Polar bear photography Churchill Wild style. Photo Credit: Gary Potts

Smith has been organizing photography workshops for over 20 years and says he likes to search out locations that are “off the beaten path.”  The 55-year-old from Denver, Colorado has held photography workshops in Antarctica, Alaska, the high Arctic and Africa.

“We do two or three workshops a year,” said Smith. “Our locations attract an elite clientele and we make it easy for them – we do the advance planning, make the arrangements, set up the itinerary and plan the on-location daily schedules.”

Smith’s photography workshops include instruction on both photography and computer skills.

“Wildlife photography is combination of art and a science, “said Smith. “Effectively capturing wildlife in its natural environment requires knowledge of animal behavior as well as an understanding of how and where to take a photo that will best portray different elements such as strength, size, motion, behavior, interactions within the species etc. There are also different methods of using natural light to enhance photos.”

Computer skills featured in Smith’s workshops include those needed for processing and sharing images, creating photo albums and more.

Smith has three workshops planned for 2012 that include photographing grizzly bears in Alaska; large mammals in Botswana, South Africa and endangered whooping cranes in southern Texas with Popular Photography Magazine.  For more information on Smith’s upcoming photography workshops please visit his Web site at: www.ElkMeadowImages.com or e-mail him directly at: bsmith@elkmeadowimages.com

Smith is currently working on a new book of his photography that will include grizzly bears, eagles and narwhals in Alaska; walrus, bearded seals, ice and polar bears in Svalbard, Norway; and the polar bears at Seal River Heritage Lodge.

The Polar Bear Photo Safari at Seal River Heritage Lodge takes place in the heart of polar bear country on the rugged and wild coast of Hudson Bay. It caters to dedicated wildlife photographers who are willing to spend the hours required to get up close and personal with polar bears and other arctic wildlife. Polar bears can be photographed on the ground in their natural environment of ice and snow along the Hudson Bay shoreline amidst a background of dramatic seascapes and landscapes. More examples of the type of polar bear photos that can be taken at Seal River can be seen in Churchill Wild’s 2010 Photo Contest Gallery.

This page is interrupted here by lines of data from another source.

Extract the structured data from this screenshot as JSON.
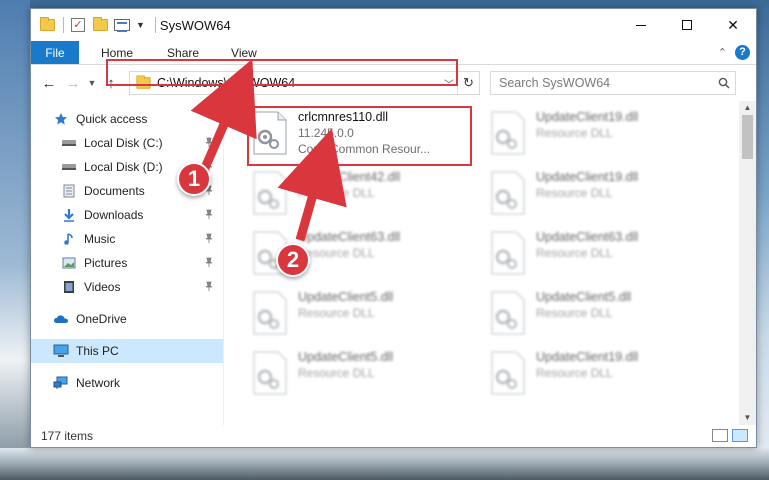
{
  "window": {
    "title": "SysWOW64"
  },
  "ribbon": {
    "file_label": "File",
    "tabs": [
      "Home",
      "Share",
      "View"
    ]
  },
  "address": {
    "path": "C:\\Windows\\SysWOW64"
  },
  "search": {
    "placeholder": "Search SysWOW64"
  },
  "sidebar": {
    "items": [
      {
        "label": "Quick access",
        "icon": "star-icon"
      },
      {
        "label": "Local Disk (C:)",
        "icon": "drive-icon"
      },
      {
        "label": "Local Disk (D:)",
        "icon": "drive-icon"
      },
      {
        "label": "Documents",
        "icon": "documents-icon"
      },
      {
        "label": "Downloads",
        "icon": "download-icon"
      },
      {
        "label": "Music",
        "icon": "music-icon"
      },
      {
        "label": "Pictures",
        "icon": "pictures-icon"
      },
      {
        "label": "Videos",
        "icon": "videos-icon"
      },
      {
        "label": "OneDrive",
        "icon": "cloud-icon"
      },
      {
        "label": "This PC",
        "icon": "computer-icon"
      },
      {
        "label": "Network",
        "icon": "network-icon"
      }
    ]
  },
  "files": [
    {
      "name": "crlcmnres110.dll",
      "line2": "11.245.0.0",
      "line3": "Corel Common Resour..."
    },
    {
      "name": "UpdateClient19.dll",
      "line2": "Resource DLL"
    },
    {
      "name": "UpdateClient42.dll",
      "line2": "Resource DLL"
    },
    {
      "name": "UpdateClient19.dll",
      "line2": "Resource DLL"
    },
    {
      "name": "UpdateClient63.dll",
      "line2": "Resource DLL"
    },
    {
      "name": "UpdateClient63.dll",
      "line2": "Resource DLL"
    },
    {
      "name": "UpdateClient5.dll",
      "line2": "Resource DLL"
    },
    {
      "name": "UpdateClient5.dll",
      "line2": "Resource DLL"
    },
    {
      "name": "UpdateClient5.dll",
      "line2": "Resource DLL"
    },
    {
      "name": "UpdateClient19.dll",
      "line2": "Resource DLL"
    }
  ],
  "status": {
    "count": "177 items"
  },
  "annotations": {
    "badge1": "1",
    "badge2": "2",
    "color": "#d9363e"
  },
  "colors": {
    "accent": "#1979ca",
    "selection": "#cce8ff"
  }
}
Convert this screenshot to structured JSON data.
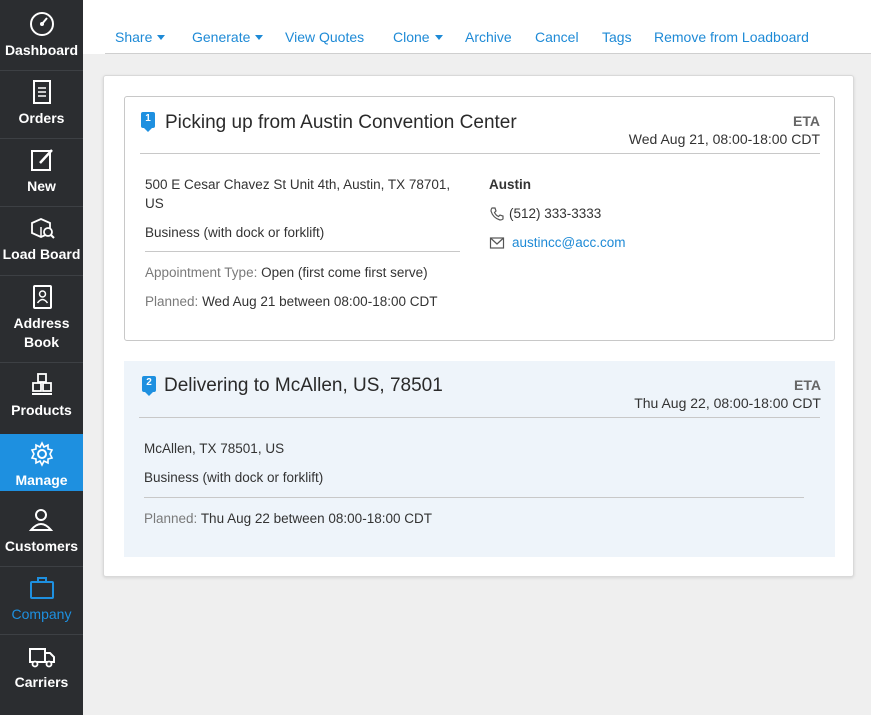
{
  "sidebar": {
    "items": [
      {
        "label": "Dashboard"
      },
      {
        "label": "Orders"
      },
      {
        "label": "New"
      },
      {
        "label": "Load Board"
      },
      {
        "label": "Address Book"
      },
      {
        "label": "Products"
      },
      {
        "label": "Manage"
      },
      {
        "label": "Customers"
      },
      {
        "label": "Company"
      },
      {
        "label": "Carriers"
      }
    ],
    "active": "Manage"
  },
  "toolbar": {
    "share": "Share",
    "generate": "Generate",
    "view_quotes": "View Quotes",
    "clone": "Clone",
    "archive": "Archive",
    "cancel": "Cancel",
    "tags": "Tags",
    "remove": "Remove from Loadboard"
  },
  "stops": [
    {
      "number": "1",
      "title": "Picking up from Austin Convention Center",
      "eta_label": "ETA",
      "eta": "Wed Aug 21, 08:00-18:00 CDT",
      "address_line1": "500 E Cesar Chavez St Unit 4th, Austin, TX 78701,",
      "address_line2": "US",
      "location_type": "Business (with dock or forklift)",
      "appointment_label": "Appointment Type:",
      "appointment_value": "Open (first come first serve)",
      "planned_label": "Planned:",
      "planned_value": "Wed Aug 21 between 08:00-18:00 CDT",
      "contact_name": "Austin",
      "phone": "(512) 333-3333",
      "email": "austincc@acc.com"
    },
    {
      "number": "2",
      "title": "Delivering to McAllen, US, 78501",
      "eta_label": "ETA",
      "eta": "Thu Aug 22, 08:00-18:00 CDT",
      "address_line1": "McAllen, TX 78501, US",
      "location_type": "Business (with dock or forklift)",
      "planned_label": "Planned:",
      "planned_value": "Thu Aug 22 between 08:00-18:00 CDT"
    }
  ],
  "colors": {
    "accent": "#1e90e0",
    "sidebar_bg": "#2b2d30",
    "link": "#1e8ad6"
  }
}
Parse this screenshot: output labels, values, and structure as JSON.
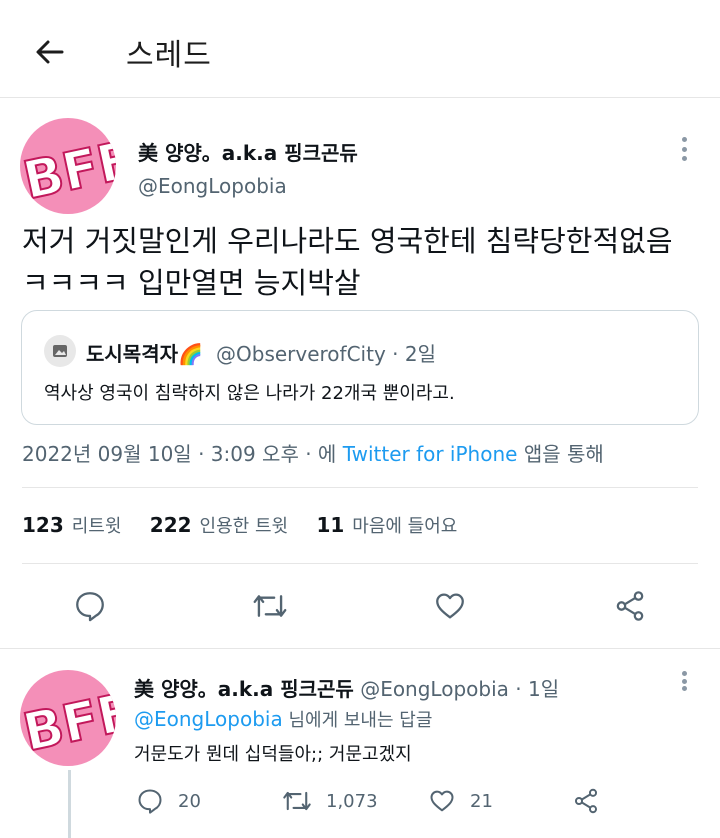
{
  "header": {
    "title": "스레드"
  },
  "main_tweet": {
    "display_name": "美 양양。a.k.a 핑크곤듀",
    "handle": "@EongLopobia",
    "text_line1": "저거 거짓말인게 우리나라도 영국한테 침략당한적없음",
    "text_line2": "ㅋㅋㅋㅋ 입만열면 능지박살",
    "quote": {
      "display_name": "도시목격자🌈",
      "handle": "@ObserverofCity · 2일",
      "text": "역사상 영국이 침략하지 않은 나라가 22개국 뿐이라고."
    },
    "timestamp": "2022년 09월 10일 · 3:09 오후 · 에",
    "source": "Twitter for iPhone",
    "source_suffix": "앱을 통해",
    "stats": {
      "retweets": "123",
      "retweets_label": "리트윗",
      "quotes": "222",
      "quotes_label": "인용한 트윗",
      "likes": "11",
      "likes_label": "마음에 들어요"
    }
  },
  "reply": {
    "display_name": "美 양양。a.k.a 핑크곤듀",
    "meta": "@EongLopobia · 1일",
    "reply_to_handle": "@EongLopobia",
    "reply_to_suffix": "님에게 보내는 답글",
    "text": "거문도가 뭔데 십덕들아;; 거문고겠지",
    "replies": "20",
    "retweets": "1,073",
    "likes": "21"
  },
  "icons": {
    "back": "arrow-left-icon",
    "more": "more-vertical-icon",
    "reply": "comment-icon",
    "retweet": "retweet-icon",
    "like": "heart-icon",
    "share": "share-icon"
  },
  "colors": {
    "link": "#1d9bf0",
    "secondary_text": "#536471",
    "avatar_pink": "#f48fb8"
  }
}
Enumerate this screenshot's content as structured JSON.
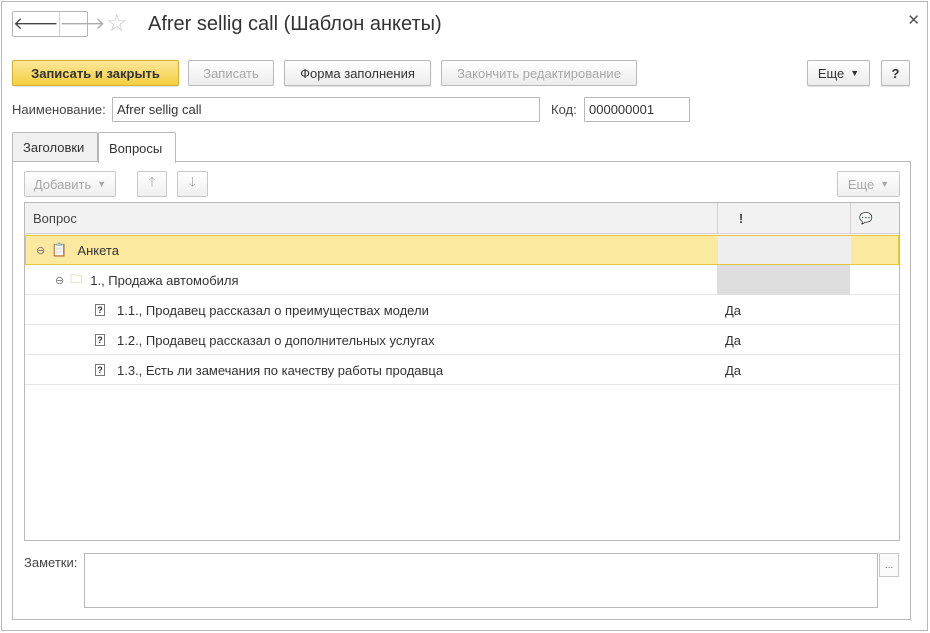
{
  "window": {
    "title": "Afrer sellig call (Шаблон анкеты)",
    "back_glyph": "🡐",
    "forward_glyph": "🡒",
    "star_glyph": "☆",
    "close_glyph": "✕"
  },
  "toolbar": {
    "save_close": "Записать и закрыть",
    "save": "Записать",
    "fill_form": "Форма заполнения",
    "finish_edit": "Закончить редактирование",
    "more": "Еще",
    "help": "?"
  },
  "fields": {
    "name_label": "Наименование:",
    "name_value": "Afrer sellig call",
    "code_label": "Код:",
    "code_value": "000000001"
  },
  "tabs": [
    {
      "label": "Заголовки"
    },
    {
      "label": "Вопросы"
    }
  ],
  "table_toolbar": {
    "add": "Добавить",
    "up_glyph": "🡑",
    "down_glyph": "🡓",
    "more": "Еще"
  },
  "table": {
    "columns": {
      "question": "Вопрос",
      "required_glyph": "!",
      "comment_glyph": "💬"
    },
    "rows": [
      {
        "text": "Анкета",
        "value": ""
      },
      {
        "text": "1., Продажа автомобиля",
        "value": ""
      },
      {
        "text": "1.1., Продавец рассказал о преимуществах модели",
        "value": "Да"
      },
      {
        "text": "1.2., Продавец рассказал о дополнительных услугах",
        "value": "Да"
      },
      {
        "text": "1.3., Есть ли замечания по качеству работы продавца",
        "value": "Да"
      }
    ]
  },
  "notes": {
    "label": "Заметки:",
    "value": "",
    "dots": "..."
  },
  "colors": {
    "accent": "#f3cf3e",
    "selection": "#fbe9a0"
  }
}
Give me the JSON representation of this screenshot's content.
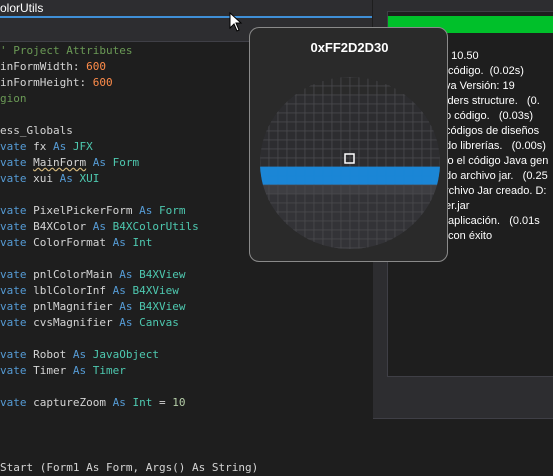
{
  "tab": {
    "title": "olorUtils"
  },
  "editor": {
    "lines": [
      {
        "t": "' Project Attributes",
        "cls": "cm"
      },
      {
        "a": "inFormWidth: ",
        "b": "600"
      },
      {
        "a": "inFormHeight: ",
        "b": "600"
      },
      {
        "t": "gion",
        "cls": "cm"
      },
      {
        "t": "",
        "cls": "pl"
      },
      {
        "t": "ess_Globals",
        "cls": "pl"
      },
      {
        "a": "vate ",
        "b": "fx",
        "c": " As ",
        "d": "JFX"
      },
      {
        "a": "vate ",
        "b": "MainForm",
        "c": " As ",
        "d": "Form"
      },
      {
        "a": "vate ",
        "b": "xui",
        "c": " As ",
        "d": "XUI"
      },
      {
        "t": "",
        "cls": "pl"
      },
      {
        "a": "vate ",
        "b": "PixelPickerForm",
        "c": " As ",
        "d": "Form"
      },
      {
        "a": "vate ",
        "b": "B4XColor",
        "c": " As ",
        "d": "B4XColorUtils"
      },
      {
        "a": "vate ",
        "b": "ColorFormat",
        "c": " As ",
        "d": "Int"
      },
      {
        "t": "",
        "cls": "pl"
      },
      {
        "a": "vate ",
        "b": "pnlColorMain",
        "c": " As ",
        "d": "B4XView"
      },
      {
        "a": "vate ",
        "b": "lblColorInf",
        "c": " As ",
        "d": "B4XView"
      },
      {
        "a": "vate ",
        "b": "pnlMagnifier",
        "c": " As ",
        "d": "B4XView"
      },
      {
        "a": "vate ",
        "b": "cvsMagnifier",
        "c": " As ",
        "d": "Canvas"
      },
      {
        "t": "",
        "cls": "pl"
      },
      {
        "a": "vate ",
        "b": "Robot",
        "c": " As ",
        "d": "JavaObject"
      },
      {
        "a": "vate ",
        "b": "Timer",
        "c": " As ",
        "d": "Timer"
      },
      {
        "t": "",
        "cls": "pl"
      },
      {
        "a": "vate ",
        "b": "captureZoom",
        "c": " As ",
        "d": "Int",
        "e": " = ",
        "f": "10"
      }
    ],
    "last_line": "Start (Form1 As Form, Args() As String)"
  },
  "log": {
    "lines": [
      ": 10.50",
      " código.  (0.02s)",
      "va Versión: 19",
      "lders structure.   (0.",
      "o código.   (0.03s)",
      "códigos de diseños",
      "do librerías.   (0.00s)",
      "lo el código Java gen",
      "do archivo jar.   (0.25",
      "rchivo Jar creado. D:",
      "er.jar",
      " aplicación.   (0.01s",
      " con éxito"
    ]
  },
  "popup": {
    "title": "0xFF2D2D30",
    "colors": {
      "highlight": "#1b86d6",
      "border": "#8a8a8a"
    }
  }
}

“Photographing polar bears in Churchill doesn’t give you the same experiences as the ground-level photo opportunities available at Seal River Heritage Lodge,” said Smith. “The workshop participants were enamored with the polar bears and the unique access to them. Many of them told me it was the best trip they’ve ever been on.”